Segment Start: Given information
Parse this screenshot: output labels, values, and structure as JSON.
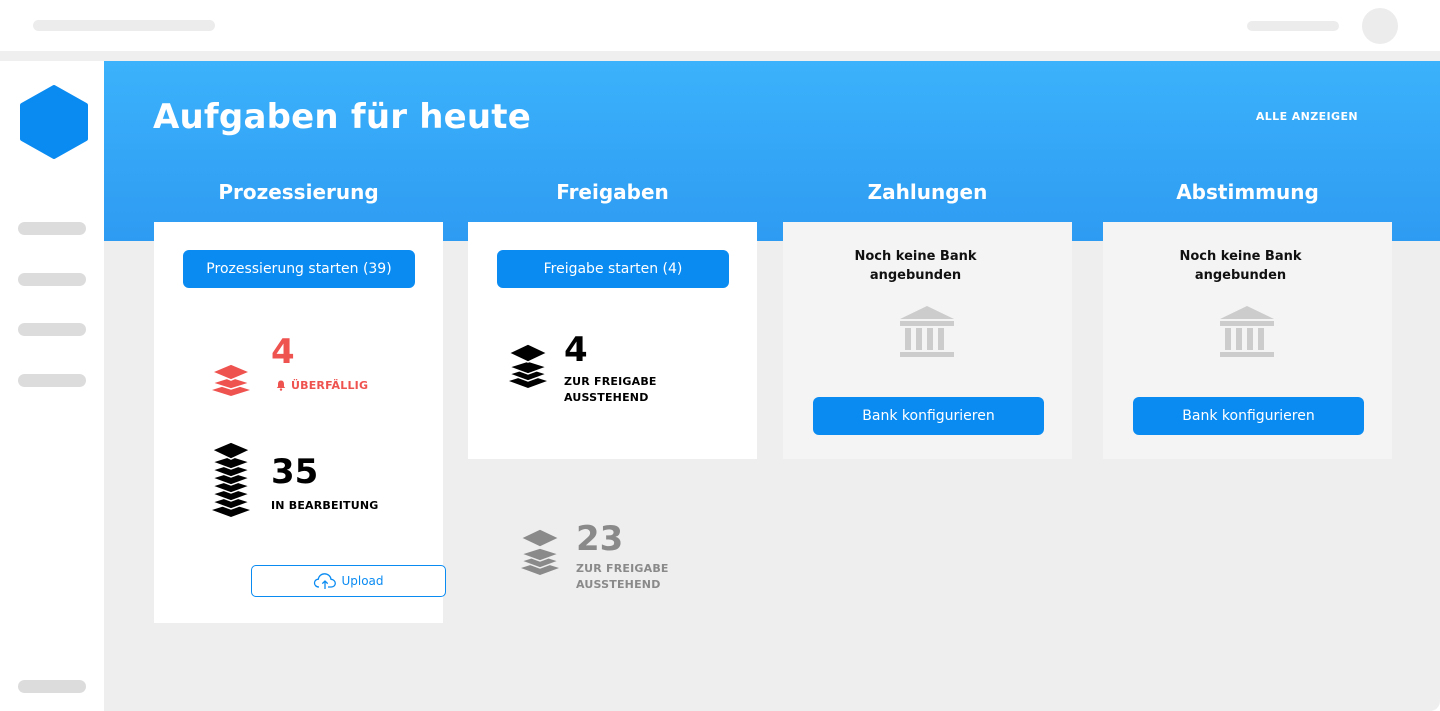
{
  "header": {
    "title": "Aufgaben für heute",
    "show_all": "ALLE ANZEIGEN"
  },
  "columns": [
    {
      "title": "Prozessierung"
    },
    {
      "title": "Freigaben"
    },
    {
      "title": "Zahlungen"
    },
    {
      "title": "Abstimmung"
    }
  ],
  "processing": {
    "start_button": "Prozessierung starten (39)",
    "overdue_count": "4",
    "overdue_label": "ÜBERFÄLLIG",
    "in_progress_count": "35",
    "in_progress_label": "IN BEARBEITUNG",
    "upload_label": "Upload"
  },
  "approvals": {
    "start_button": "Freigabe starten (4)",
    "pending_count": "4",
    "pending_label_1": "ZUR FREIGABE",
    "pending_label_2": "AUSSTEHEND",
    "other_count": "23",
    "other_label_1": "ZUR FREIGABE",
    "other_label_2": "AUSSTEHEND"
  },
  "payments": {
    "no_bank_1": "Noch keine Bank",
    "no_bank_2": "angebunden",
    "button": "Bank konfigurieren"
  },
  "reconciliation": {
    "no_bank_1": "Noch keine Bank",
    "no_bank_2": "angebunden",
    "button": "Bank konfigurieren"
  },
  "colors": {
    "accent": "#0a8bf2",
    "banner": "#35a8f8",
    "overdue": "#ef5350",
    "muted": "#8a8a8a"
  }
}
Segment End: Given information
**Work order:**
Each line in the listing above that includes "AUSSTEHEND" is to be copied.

**Exercise response:**
    "pending_label_2": "AUSSTEHEND",
    "other_label_2": "AUSSTEHEND"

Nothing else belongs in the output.